What you will do ▸ Extract from the listing each line in which the word "Relationships" appears.

Data shown ▸
►
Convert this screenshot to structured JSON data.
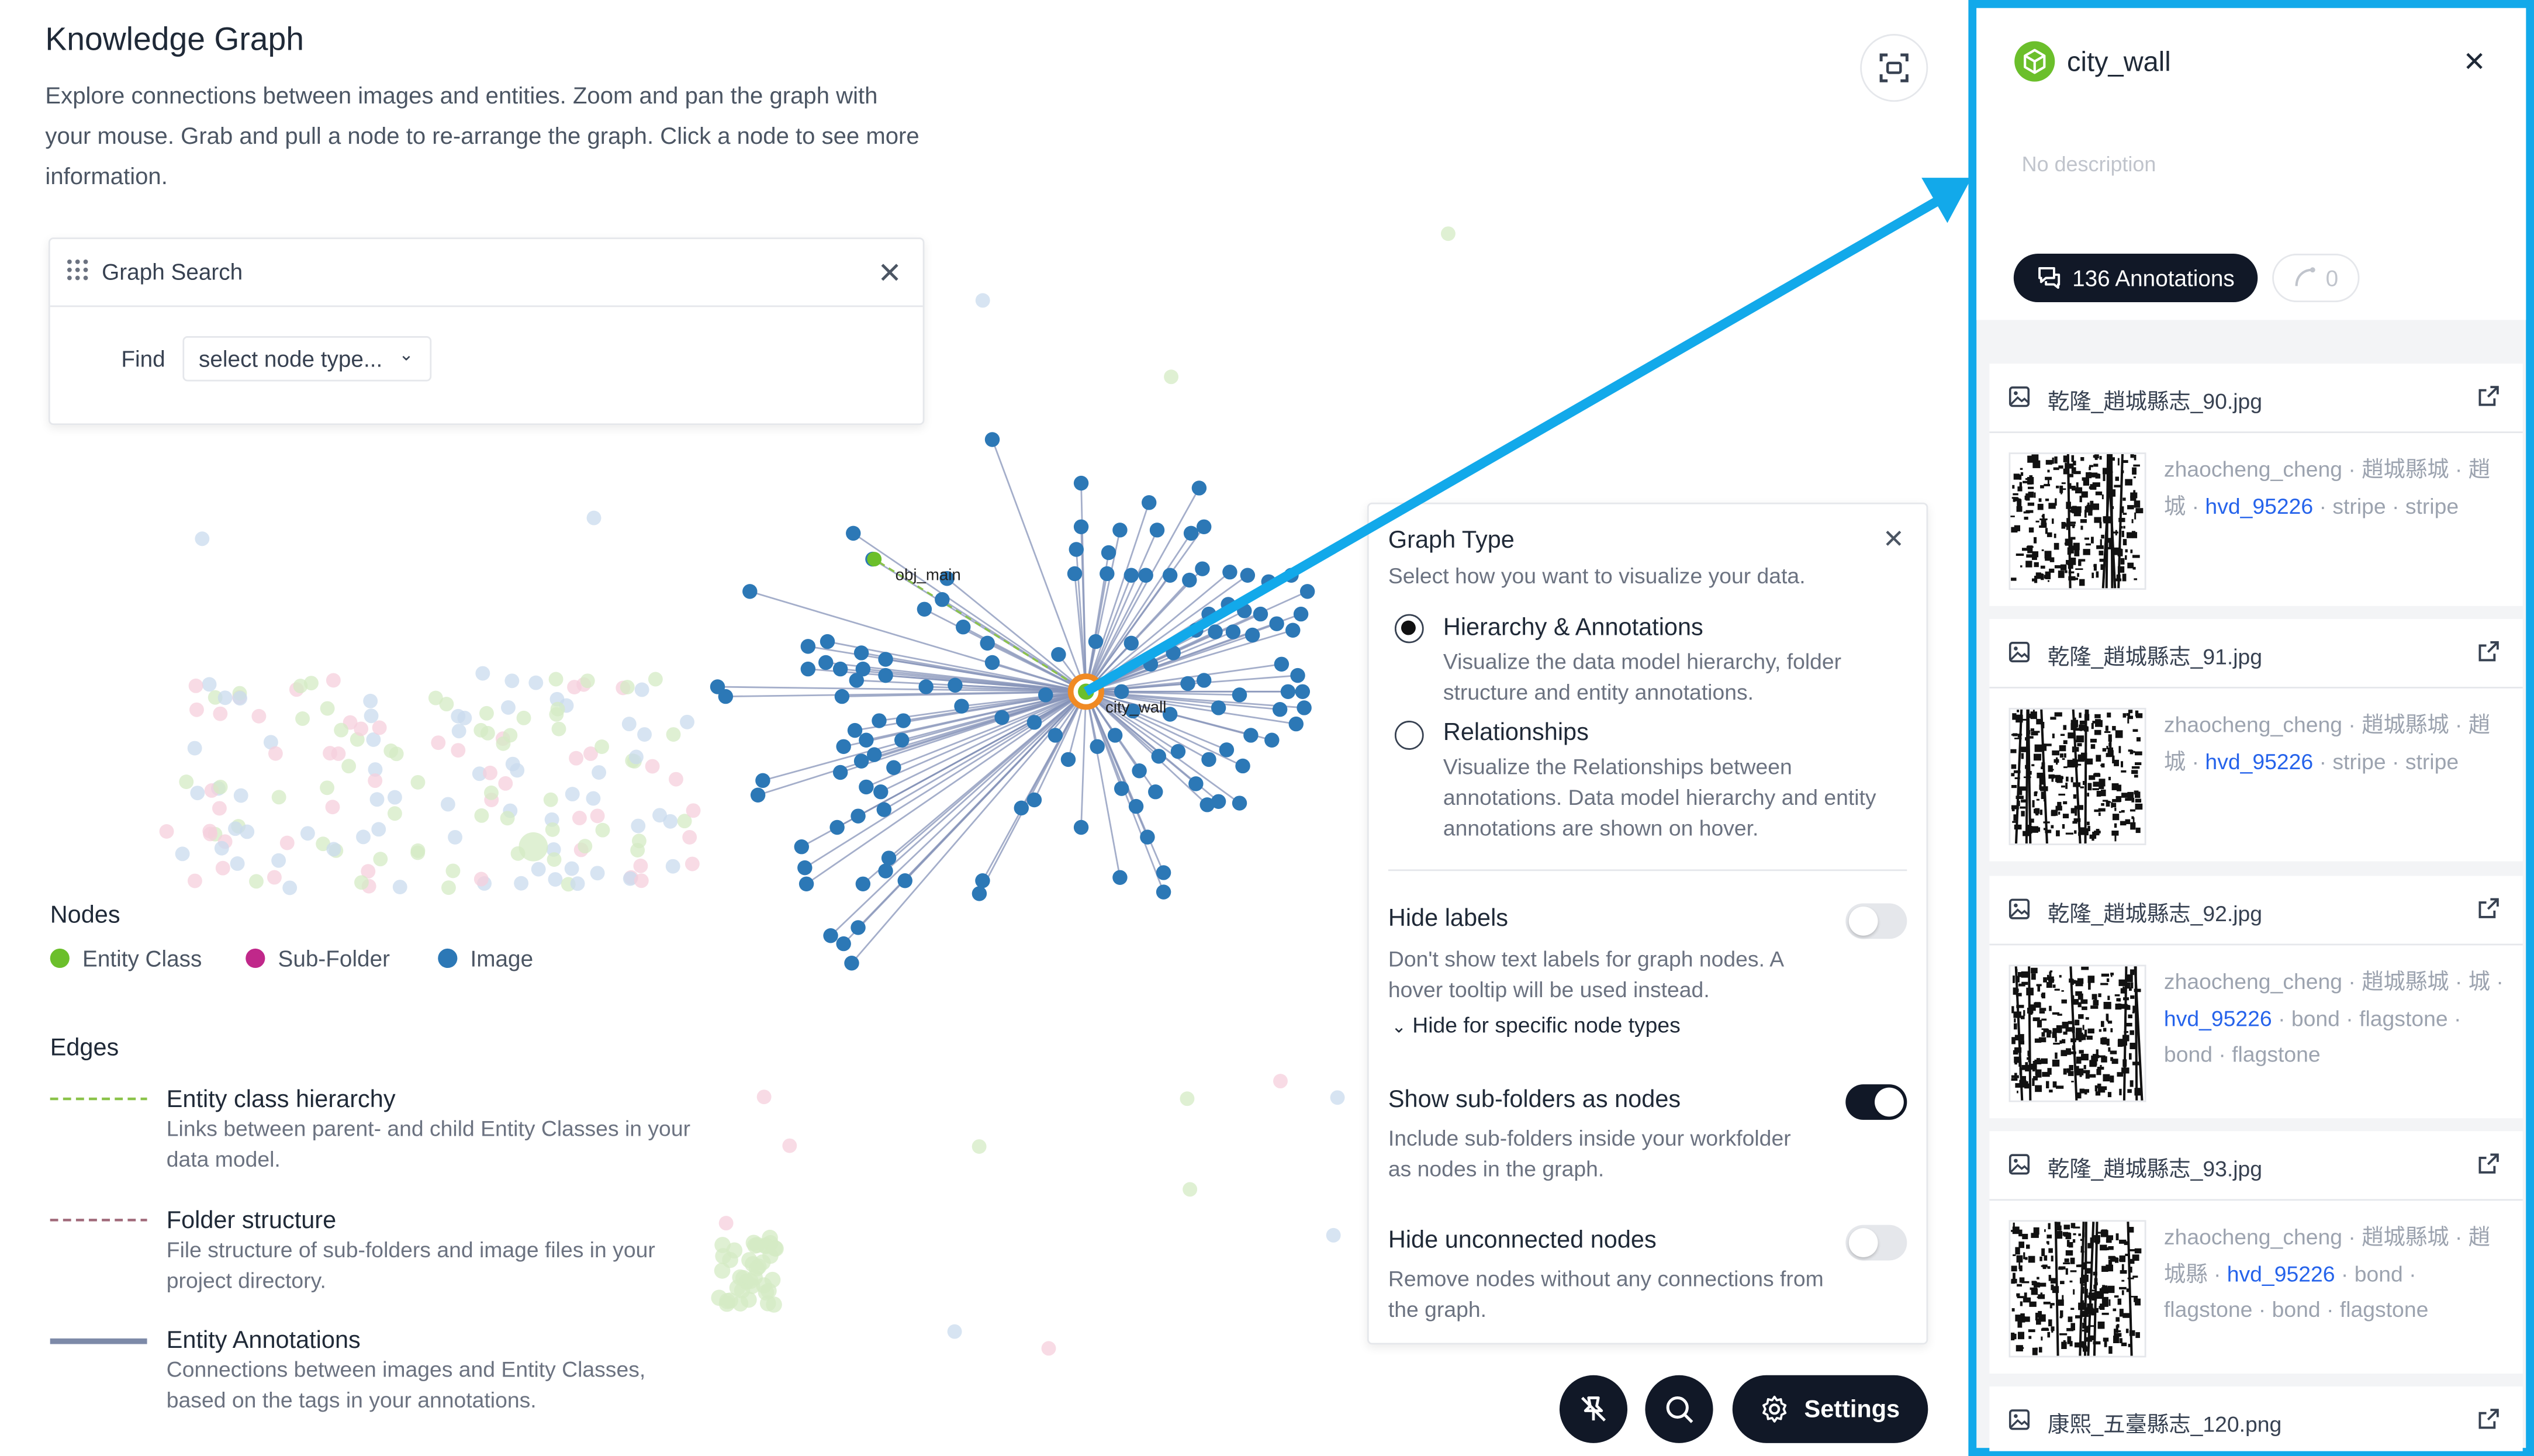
{
  "header": {
    "title": "Knowledge Graph",
    "description": "Explore connections between images and entities. Zoom and pan the graph with your mouse. Grab and pull a node to re-arrange the graph. Click a node to see more information."
  },
  "search": {
    "title": "Graph Search",
    "find_label": "Find",
    "select_placeholder": "select node type..."
  },
  "graph_labels": {
    "main_node": "city_wall",
    "secondary_node": "obj_main"
  },
  "legend": {
    "nodes_title": "Nodes",
    "nodes": [
      {
        "label": "Entity Class",
        "color": "#6bbf2b"
      },
      {
        "label": "Sub-Folder",
        "color": "#c0288a"
      },
      {
        "label": "Image",
        "color": "#2c78b6"
      }
    ],
    "edges_title": "Edges",
    "edges": [
      {
        "title": "Entity class hierarchy",
        "desc": "Links between parent- and child Entity Classes in your data model.",
        "color": "#8bc34a",
        "style": "dashed"
      },
      {
        "title": "Folder structure",
        "desc": "File structure of sub-folders and image files in your project directory.",
        "color": "#a06a7a",
        "style": "dashed"
      },
      {
        "title": "Entity Annotations",
        "desc": "Connections between images and Entity Classes, based on the tags in your annotations.",
        "color": "#7d8aa8",
        "style": "solid"
      }
    ]
  },
  "settings": {
    "graph_type_title": "Graph Type",
    "graph_type_desc": "Select how you want to visualize your data.",
    "options": [
      {
        "label": "Hierarchy & Annotations",
        "desc": "Visualize the data model hierarchy, folder structure and entity annotations.",
        "selected": true
      },
      {
        "label": "Relationships",
        "desc": "Visualize the Relationships between annotations. Data model hierarchy and entity annotations are shown on hover.",
        "selected": false
      }
    ],
    "hide_labels_title": "Hide labels",
    "hide_labels_desc": "Don't show text labels for graph nodes. A hover tooltip will be used instead.",
    "hide_labels_on": false,
    "hide_specific_label": "Hide for specific node types",
    "subfolders_title": "Show sub-folders as nodes",
    "subfolders_desc": "Include sub-folders inside your workfolder as nodes in the graph.",
    "subfolders_on": true,
    "unconnected_title": "Hide unconnected nodes",
    "unconnected_desc": "Remove nodes without any connections from the graph.",
    "unconnected_on": false
  },
  "toolbar": {
    "settings_label": "Settings"
  },
  "panel": {
    "title": "city_wall",
    "description": "No description",
    "annotations_label": "136 Annotations",
    "relations_count": "0",
    "items": [
      {
        "file": "乾隆_趙城縣志_90.jpg",
        "tags": [
          "zhaocheng_cheng",
          "趙城縣城",
          "趙城"
        ],
        "link": "hvd_95226",
        "tags2": [
          "stripe",
          "stripe"
        ]
      },
      {
        "file": "乾隆_趙城縣志_91.jpg",
        "tags": [
          "zhaocheng_cheng",
          "趙城縣城",
          "趙城"
        ],
        "link": "hvd_95226",
        "tags2": [
          "stripe",
          "stripe"
        ]
      },
      {
        "file": "乾隆_趙城縣志_92.jpg",
        "tags": [
          "zhaocheng_cheng",
          "趙城縣城",
          "城"
        ],
        "link": "hvd_95226",
        "tags2": [
          "bond",
          "flagstone",
          "bond",
          "flagstone"
        ]
      },
      {
        "file": "乾隆_趙城縣志_93.jpg",
        "tags": [
          "zhaocheng_cheng",
          "趙城縣城",
          "趙城縣"
        ],
        "link": "hvd_95226",
        "tags2": [
          "bond",
          "flagstone",
          "bond",
          "flagstone"
        ]
      },
      {
        "file": "康熙_五臺縣志_120.png"
      }
    ]
  },
  "colors": {
    "highlight": "#12a9ea",
    "image_node": "#2c78b6",
    "entity_node": "#6bbf2b",
    "edge": "#8593b8"
  }
}
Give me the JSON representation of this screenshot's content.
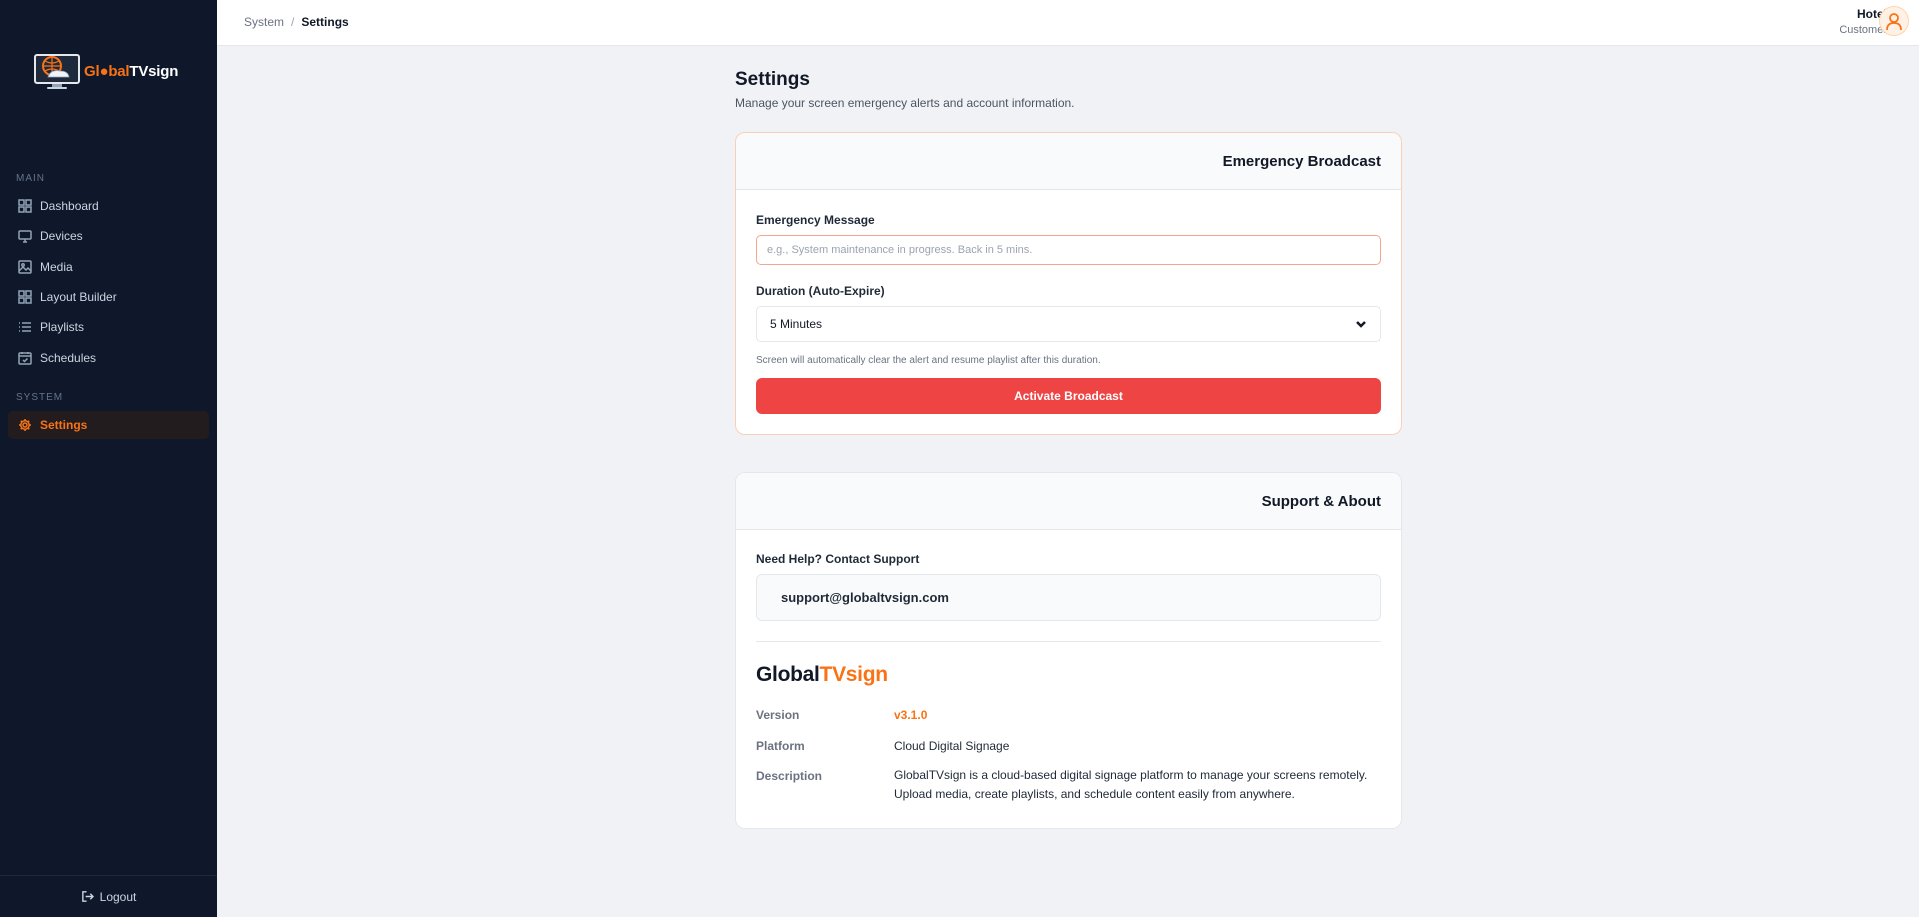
{
  "app": {
    "logo_prefix": "Gl",
    "logo_middle": "bal",
    "logo_suffix": "TVsign"
  },
  "sidebar": {
    "section_main": "MAIN",
    "section_system": "SYSTEM",
    "items": [
      {
        "label": "Dashboard",
        "icon": "grid-icon"
      },
      {
        "label": "Devices",
        "icon": "monitor-icon"
      },
      {
        "label": "Media",
        "icon": "image-icon"
      },
      {
        "label": "Layout Builder",
        "icon": "layout-icon"
      },
      {
        "label": "Playlists",
        "icon": "list-icon"
      },
      {
        "label": "Schedules",
        "icon": "calendar-icon"
      }
    ],
    "settings": {
      "label": "Settings",
      "icon": "gear-icon"
    },
    "logout": "Logout"
  },
  "topbar": {
    "breadcrumb_parent": "System",
    "breadcrumb_sep": "/",
    "breadcrumb_current": "Settings",
    "user_name": "Hotel",
    "user_role": "Customer"
  },
  "page": {
    "title": "Settings",
    "subtitle": "Manage your screen emergency alerts and account information."
  },
  "emergency": {
    "title": "Emergency Broadcast",
    "message_label": "Emergency Message",
    "message_value": "",
    "message_placeholder": "e.g., System maintenance in progress. Back in 5 mins.",
    "duration_label": "Duration (Auto-Expire)",
    "duration_value": "5 Minutes",
    "hint": "Screen will automatically clear the alert and resume playlist after this duration.",
    "button": "Activate Broadcast"
  },
  "support": {
    "title": "Support & About",
    "help_label": "Need Help? Contact Support",
    "email": "support@globaltvsign.com",
    "brand_dark": "Global",
    "brand_orange": "TVsign",
    "version_key": "Version",
    "version_val": "v3.1.0",
    "platform_key": "Platform",
    "platform_val": "Cloud Digital Signage",
    "description_key": "Description",
    "description_val": "GlobalTVsign is a cloud-based digital signage platform to manage your screens remotely. Upload media, create playlists, and schedule content easily from anywhere."
  },
  "colors": {
    "sidebar_bg": "#0f172a",
    "accent": "#f97316",
    "danger": "#ef4444",
    "page_bg": "#f1f2f5"
  }
}
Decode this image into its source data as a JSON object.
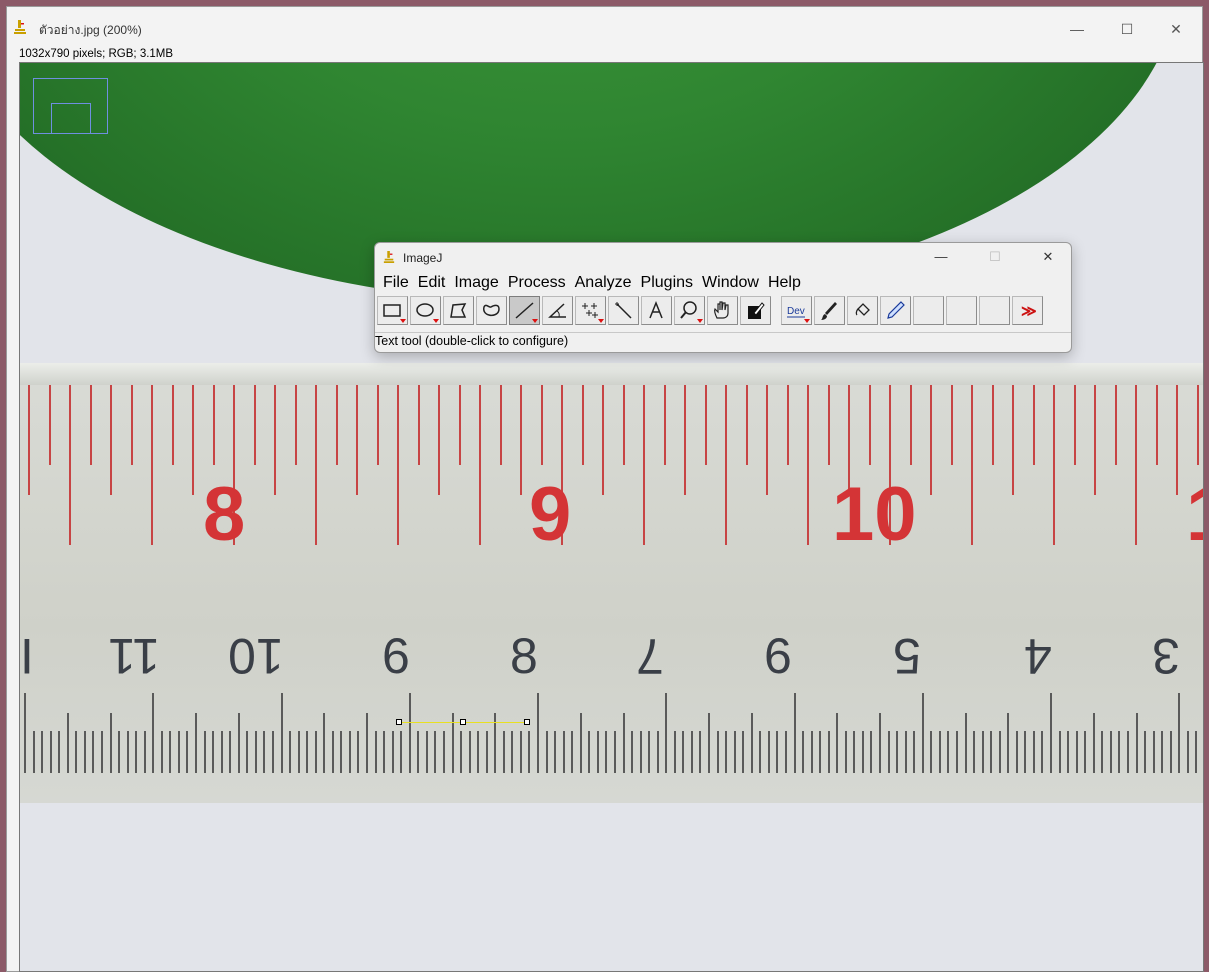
{
  "image_window": {
    "title": "ตัวอย่าง.jpg (200%)",
    "info": "1032x790 pixels; RGB; 3.1MB",
    "minimize_glyph": "—",
    "maximize_glyph": "☐",
    "close_glyph": "✕"
  },
  "ruler": {
    "top_numbers": [
      "8",
      "9",
      "10",
      "1"
    ],
    "bottom_numbers": [
      "I",
      "11",
      "10",
      "6",
      "8",
      "7",
      "6",
      "5",
      "4",
      "3"
    ]
  },
  "imagej": {
    "title": "ImageJ",
    "minimize_glyph": "—",
    "maximize_glyph": "☐",
    "close_glyph": "✕",
    "menu": [
      "File",
      "Edit",
      "Image",
      "Process",
      "Analyze",
      "Plugins",
      "Window",
      "Help"
    ],
    "tools": [
      {
        "icon": "rectangle-icon"
      },
      {
        "icon": "oval-icon"
      },
      {
        "icon": "polygon-icon"
      },
      {
        "icon": "freehand-icon"
      },
      {
        "icon": "straight-line-icon",
        "selected": true
      },
      {
        "icon": "angle-icon"
      },
      {
        "icon": "point-icon"
      },
      {
        "icon": "wand-icon"
      },
      {
        "icon": "text-icon"
      },
      {
        "icon": "magnifier-icon"
      },
      {
        "icon": "hand-icon"
      },
      {
        "icon": "color-picker-icon"
      },
      {
        "icon": "dev-icon",
        "label": "Dev"
      },
      {
        "icon": "brush-icon"
      },
      {
        "icon": "flood-fill-icon"
      },
      {
        "icon": "pencil-icon"
      },
      {
        "icon": "more-tools-icon",
        "label": "≫"
      }
    ],
    "status": "Text tool (double-click to configure)"
  },
  "colors": {
    "ruler_red": "#d43436",
    "leaf_green": "#2f8531",
    "line_yellow": "#e8e020"
  }
}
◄
Response area ▸
        "label": "Relationships",
        "desc": "Visualize the Relationships between annotations. Data model hierarchy and entity annotations are shown on hover.",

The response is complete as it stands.